Francis isn't the first Pope to win TIME's Person of the Year
How does Francis stack up against his predecessors?
Pope John XXIII imparts his Apostolic Blessing upon the Fathers of the Roman Catholic Ecumenical Council at the closing ceremony of the first phase on Dec. 8, 1972. (AP Photo/Mario Torrisi)
1962: Pope John XXIII
After four years at the head of the Roman Catholic Church, Pope John XXIII convened an Ecumenical Council called Vatican II in 1962. This rare event gathered together the church's global leaders in an attempt to address relations between the Roman Catholic Church and the modern world.
More than halfway into the 20th century, Pope John looked around and realized that the world was undergoing rapid change. Progress in science and the economy, as well as changing moral values and politics, were affecting the way people thought, acted, and lived together. The goal of Vatican II was to realign the church, essentially making it more Catholic and less Roman. In doing so, Pope John stretched out a hand of friendship to non-Catholics and made a bid for Christian unity.
It was Pope John's historic gesture that TIME said "made the biggest individual imprint on the year."
Pope John even beat out President Kennedy, who that year brought a successful resolution to the Cuban Missile Crisis, a Cold War turning point.
At the time, American theologians said Pope John's impact could be as "profound as anything since the days of Martin Luther." Indeed, he was one of the most popular popes of modern times, whose warmth, simplicity, and charm won the hearts of Catholics, Protestants, and non-Christians alike, wrote TIME.
Pope John Paul II touches hands with the crowd in Oropaa, Italy, during a private vacation in July, 1989. (REUTERS/Luciano Mellace)
1994: Pope John Paul II
By 1994 — more than 15 years into his papacy and about 10 years from his end — John Paul was hitting his stride.
He was so admired the world over that a visit could inspire rock-star adulation from the crowd. He was a vocal and determined Pope, keen on spreading his message far and wide, which he did regularly from the pulpit but also in his best-selling book Crossing the Threshold of Hope. But it was his will, which he controversially imposed upon the world in September 1994, that would set him apart in history.
At the U.N.'s International Conference, John Paul and his emissaries helped defeat a U.S.-backed proposition that the Pope feared would encourage abortions worldwide. It was a controversial move and one the Pope was criticized for, but he defended his actions as necessary for the good of the church.

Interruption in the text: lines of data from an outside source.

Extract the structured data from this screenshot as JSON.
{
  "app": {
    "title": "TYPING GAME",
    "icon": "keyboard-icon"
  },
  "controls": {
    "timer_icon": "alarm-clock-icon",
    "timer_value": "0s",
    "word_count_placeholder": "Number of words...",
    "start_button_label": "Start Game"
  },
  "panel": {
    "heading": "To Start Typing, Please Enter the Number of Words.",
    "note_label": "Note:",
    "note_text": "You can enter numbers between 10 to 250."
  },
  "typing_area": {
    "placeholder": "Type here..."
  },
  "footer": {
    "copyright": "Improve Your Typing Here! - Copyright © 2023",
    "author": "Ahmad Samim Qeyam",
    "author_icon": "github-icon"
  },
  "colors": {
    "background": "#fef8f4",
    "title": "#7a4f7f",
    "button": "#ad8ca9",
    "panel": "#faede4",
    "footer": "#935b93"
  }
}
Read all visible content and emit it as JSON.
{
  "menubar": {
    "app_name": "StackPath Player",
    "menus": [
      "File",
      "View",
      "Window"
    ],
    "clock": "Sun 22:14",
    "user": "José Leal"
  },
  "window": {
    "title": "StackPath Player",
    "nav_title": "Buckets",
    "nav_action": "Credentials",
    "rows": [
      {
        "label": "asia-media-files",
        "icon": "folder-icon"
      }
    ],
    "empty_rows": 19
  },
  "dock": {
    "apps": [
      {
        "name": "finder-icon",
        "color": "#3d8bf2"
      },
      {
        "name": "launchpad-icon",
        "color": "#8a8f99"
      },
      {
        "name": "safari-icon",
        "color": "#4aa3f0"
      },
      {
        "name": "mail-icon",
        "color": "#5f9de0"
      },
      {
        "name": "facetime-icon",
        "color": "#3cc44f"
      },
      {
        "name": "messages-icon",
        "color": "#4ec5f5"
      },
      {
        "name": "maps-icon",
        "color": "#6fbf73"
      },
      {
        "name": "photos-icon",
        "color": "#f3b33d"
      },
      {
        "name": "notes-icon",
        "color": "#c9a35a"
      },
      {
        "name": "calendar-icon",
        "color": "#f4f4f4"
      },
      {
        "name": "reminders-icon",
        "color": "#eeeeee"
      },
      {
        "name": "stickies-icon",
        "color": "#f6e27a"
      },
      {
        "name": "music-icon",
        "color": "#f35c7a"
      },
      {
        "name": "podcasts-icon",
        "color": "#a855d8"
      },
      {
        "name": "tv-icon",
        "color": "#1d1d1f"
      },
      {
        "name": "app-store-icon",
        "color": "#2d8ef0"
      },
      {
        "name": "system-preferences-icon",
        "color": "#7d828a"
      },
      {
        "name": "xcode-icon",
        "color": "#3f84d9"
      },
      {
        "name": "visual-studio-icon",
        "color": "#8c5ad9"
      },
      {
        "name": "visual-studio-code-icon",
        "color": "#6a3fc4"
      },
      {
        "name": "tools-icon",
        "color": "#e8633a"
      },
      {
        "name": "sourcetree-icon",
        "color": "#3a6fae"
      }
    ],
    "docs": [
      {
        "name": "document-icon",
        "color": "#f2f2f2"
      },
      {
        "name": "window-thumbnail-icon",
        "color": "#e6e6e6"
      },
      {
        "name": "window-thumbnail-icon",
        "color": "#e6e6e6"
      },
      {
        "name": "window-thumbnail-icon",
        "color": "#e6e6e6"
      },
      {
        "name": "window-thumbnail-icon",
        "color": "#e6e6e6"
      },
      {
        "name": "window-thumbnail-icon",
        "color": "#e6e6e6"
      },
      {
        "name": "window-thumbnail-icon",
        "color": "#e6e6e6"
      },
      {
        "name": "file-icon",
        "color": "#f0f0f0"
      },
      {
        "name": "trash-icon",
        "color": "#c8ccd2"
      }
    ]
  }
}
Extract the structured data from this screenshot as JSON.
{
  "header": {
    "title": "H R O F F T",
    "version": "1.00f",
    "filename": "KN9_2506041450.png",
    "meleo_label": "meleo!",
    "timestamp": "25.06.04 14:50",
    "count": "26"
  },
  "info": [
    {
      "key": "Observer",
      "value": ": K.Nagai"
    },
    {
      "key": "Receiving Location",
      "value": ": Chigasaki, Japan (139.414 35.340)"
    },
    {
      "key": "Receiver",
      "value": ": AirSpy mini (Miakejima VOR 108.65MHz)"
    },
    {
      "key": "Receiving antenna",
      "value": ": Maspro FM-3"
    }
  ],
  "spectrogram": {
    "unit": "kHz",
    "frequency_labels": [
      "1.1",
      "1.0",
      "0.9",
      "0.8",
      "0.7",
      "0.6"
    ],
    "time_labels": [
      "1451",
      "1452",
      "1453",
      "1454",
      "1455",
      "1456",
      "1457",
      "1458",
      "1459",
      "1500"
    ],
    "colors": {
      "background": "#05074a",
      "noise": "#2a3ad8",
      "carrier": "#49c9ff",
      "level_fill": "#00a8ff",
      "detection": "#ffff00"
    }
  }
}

In an interview with TIME he said, "The Pope must be a moral force."
It was this steadfast rectitude that TIME held aloft. "In a year when so many people lamented the decline in moral values or made excuses for bad behavior, Pope John Paul II forcefully set forth his vision of the good life and urged the world to follow," wrote TIME.
Pope Francis washes the foot of a prisoner on March 28. Two women were among the 12 people whose feet the pope washed and kissed at a transitional ceremony at a youth prison in Rome, marking the first time a pontiff has included females in the rite. (REUTERS/Osservatore Romano)

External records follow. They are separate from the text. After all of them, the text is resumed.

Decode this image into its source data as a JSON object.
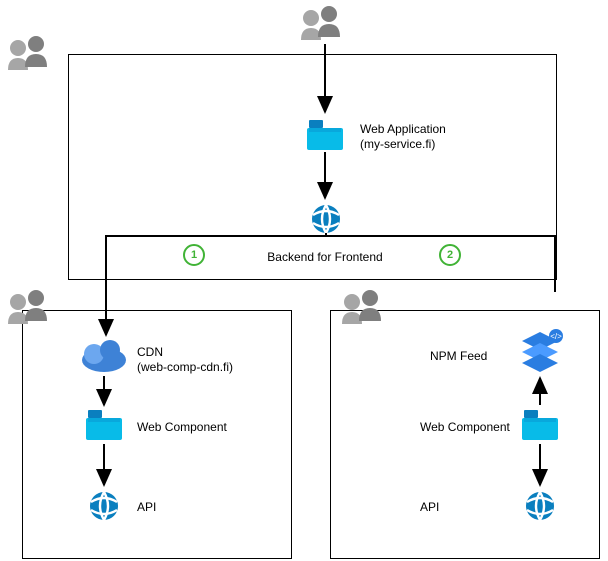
{
  "top_section": {
    "web_application": {
      "title": "Web Application",
      "subtitle": "(my-service.fi)"
    },
    "backend_for_frontend": "Backend for Frontend",
    "badge_left": "1",
    "badge_right": "2"
  },
  "left_branch": {
    "cdn": {
      "title": "CDN",
      "subtitle": "(web-comp-cdn.fi)"
    },
    "web_component": "Web Component",
    "api": "API"
  },
  "right_branch": {
    "npm_feed": "NPM Feed",
    "web_component": "Web Component",
    "api": "API"
  }
}
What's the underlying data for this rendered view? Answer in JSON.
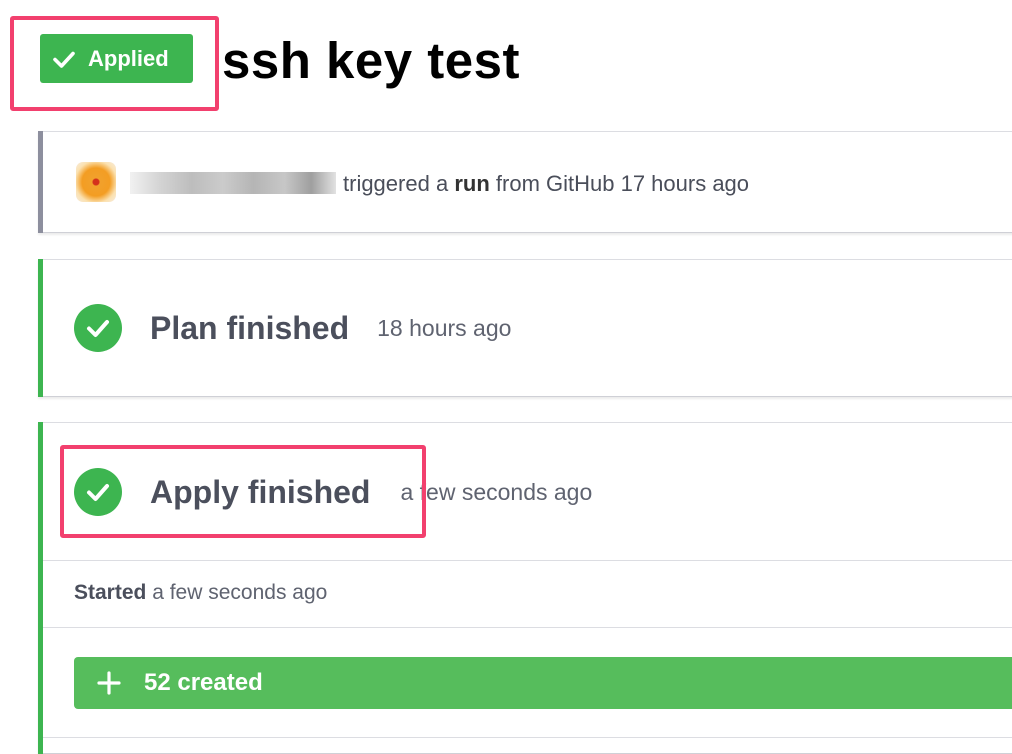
{
  "header": {
    "status_badge": "Applied",
    "run_title": "ssh key test"
  },
  "trigger": {
    "user_name": "",
    "text_prefix": "triggered a",
    "link_text": "run",
    "text_suffix": "from GitHub 17 hours ago"
  },
  "plan": {
    "title": "Plan finished",
    "time": "18 hours ago"
  },
  "apply": {
    "title": "Apply finished",
    "time": "a few seconds ago",
    "started_label": "Started",
    "started_time": "a few seconds ago",
    "created_summary": "52 created"
  },
  "colors": {
    "success_green": "#3db550",
    "created_bar_green": "#56bd5c",
    "highlight_pink": "#f2406e",
    "card_neutral_border": "#8d8f9e"
  },
  "icons": {
    "badge": "check-icon",
    "plan_status": "check-circle-icon",
    "apply_status": "check-circle-icon",
    "created": "plus-icon"
  }
}
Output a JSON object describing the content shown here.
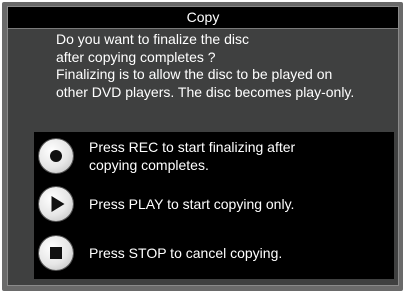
{
  "dialog": {
    "title": "Copy",
    "message_lines": [
      "Do you want to finalize the disc",
      "after copying completes ?",
      "Finalizing is to allow the disc to be played on",
      "other DVD players. The disc becomes play-only."
    ]
  },
  "options": [
    {
      "icon": "record-icon",
      "label_lines": [
        "Press REC to start finalizing after",
        "copying completes."
      ]
    },
    {
      "icon": "play-icon",
      "label_lines": [
        "Press PLAY to start copying only."
      ]
    },
    {
      "icon": "stop-icon",
      "label_lines": [
        "Press STOP to cancel copying."
      ]
    }
  ],
  "colors": {
    "title_bar_bg": "#000000",
    "dialog_bg": "#3f4040",
    "frame": "#6a6a6a",
    "options_bg": "#000000",
    "text": "#ffffff"
  }
}
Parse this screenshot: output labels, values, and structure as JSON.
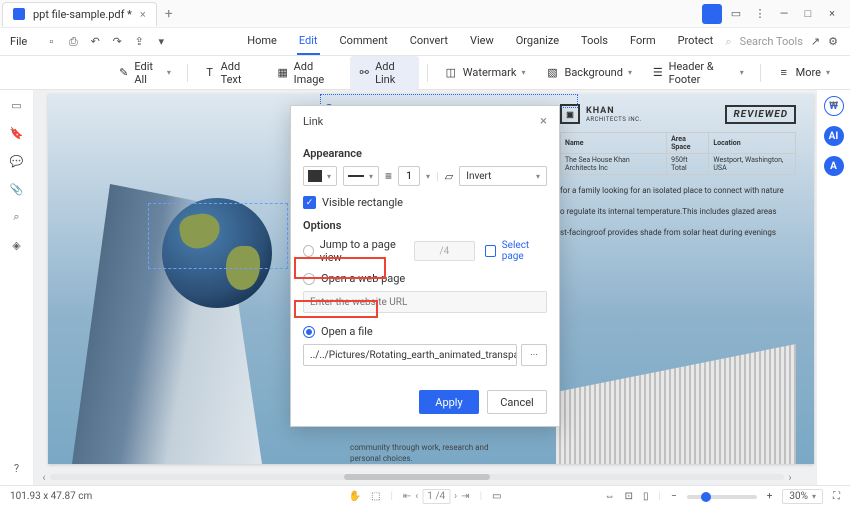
{
  "tab": {
    "title": "ppt file-sample.pdf *"
  },
  "menubar": {
    "file": "File"
  },
  "main_tabs": {
    "home": "Home",
    "edit": "Edit",
    "comment": "Comment",
    "convert": "Convert",
    "view": "View",
    "organize": "Organize",
    "tools": "Tools",
    "form": "Form",
    "protect": "Protect"
  },
  "search": {
    "placeholder": "Search Tools"
  },
  "ribbon": {
    "edit_all": "Edit All",
    "add_text": "Add Text",
    "add_image": "Add Image",
    "add_link": "Add Link",
    "watermark": "Watermark",
    "background": "Background",
    "header_footer": "Header & Footer",
    "more": "More"
  },
  "document": {
    "brand": "KHAN",
    "brand_sub": "ARCHITECTS INC.",
    "reviewed": "REVIEWED",
    "table_headers": {
      "name": "Name",
      "area": "Area Space",
      "location": "Location"
    },
    "table_data": {
      "name": "The Sea House Khan Architects Inc",
      "area": "950ft Total",
      "location": "Westport, Washington, USA"
    },
    "para1": "for a family looking for an isolated place to connect with nature",
    "para2": "o regulate its internal temperature.This includes glazed areas",
    "para3": "st-facingroof provides shade from solar heat during evenings",
    "para_below": "community through work, research and personal choices."
  },
  "dialog": {
    "title": "Link",
    "appearance": "Appearance",
    "thickness": "1",
    "invert": "Invert",
    "visible": "Visible rectangle",
    "options": "Options",
    "jump": "Jump to a page view",
    "page_total": "/4",
    "select_page": "Select page",
    "open_web": "Open a web page",
    "url_placeholder": "Enter the website URL",
    "open_file": "Open a file",
    "file_path": "../../Pictures/Rotating_earth_animated_transparent.gif",
    "browse": "···",
    "apply": "Apply",
    "cancel": "Cancel"
  },
  "status": {
    "coords": "101.93 x 47.87 cm",
    "page": "1",
    "page_total": "/4",
    "zoom": "30%"
  }
}
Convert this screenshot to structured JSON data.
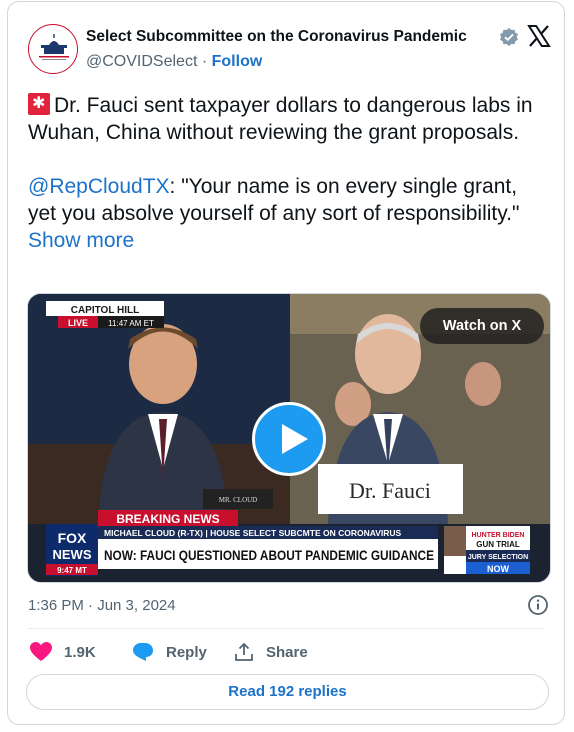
{
  "author": {
    "display_name": "Select Subcommittee on the Coronavirus Pandemic",
    "handle": "@COVIDSelect",
    "separator": "·",
    "follow_label": "Follow"
  },
  "tweet": {
    "line1": "Dr. Fauci sent taxpayer dollars to dangerous labs in Wuhan, China without reviewing the grant proposals.",
    "mention": "@RepCloudTX",
    "quote": ": \"Your name is on every single grant, yet you absolve yourself of any sort of responsibility.\"",
    "show_more": "Show more"
  },
  "media": {
    "watch_label": "Watch on X",
    "location_tag": "CAPITOL HILL",
    "live_tag": "LIVE",
    "live_time": "11:47 AM ET",
    "nameplate_left": "MR. CLOUD",
    "nameplate_right": "Dr. Fauci",
    "breaking_label": "BREAKING NEWS",
    "lower_third_sub": "MICHAEL CLOUD (R-TX) | HOUSE SELECT SUBCMTE ON CORONAVIRUS",
    "headline": "NOW: FAUCI QUESTIONED ABOUT PANDEMIC GUIDANCE",
    "network_top": "FOX",
    "network_bottom": "NEWS",
    "network_time": "9:47 MT",
    "side_promo_line1": "HUNTER BIDEN",
    "side_promo_line2": "GUN TRIAL",
    "side_promo_line3": "JURY SELECTION",
    "side_promo_line4": "NOW"
  },
  "meta": {
    "timestamp": "1:36 PM · Jun 3, 2024"
  },
  "actions": {
    "likes": "1.9K",
    "reply_label": "Reply",
    "share_label": "Share"
  },
  "read_replies_label": "Read 192 replies",
  "colors": {
    "link": "#1d72c9",
    "heart": "#f91880",
    "play": "#1d9bf0"
  }
}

2013: Pope Francis
Having only inherited the papacy on March 13, Pope Francis is still settling into his role. But in that brief time, Francis has already stepped out of the mold set for him by his predecessors.
The first non-European pope in 1,200 years, Francis has proved to be remarkably humble and welcoming, whereas other popes have remained somewhat distant.
Francis came to power at a precarious time for the church, which has been rocked by a child sex abuse scandal that will undoubtedly weigh heavy on his zucchetto in the coming years.
While his answers on issues of women's rights, abortion, and gay marriage have been the church's, Francis has shown a level of understanding — a plea to respect the goodness of individuals over the label bestowed upon them — that has endeared him to millions. In this respect, Francis offers a way for the divided church to agree to disagree on these controversial issues while still following through with its mission to spread mercy. And it is this potential for change and action that TIME honored.
"'Argue less, accomplish more' could be a healing motto for our times. We have a glut of problems to tackle. Francis says by example, Stop bickering and roll up your sleeves. Don't let the perfect be the enemy of the good — and important thing for the world to hear, especially from a man who holds an office deemed infallible," wrote TIME.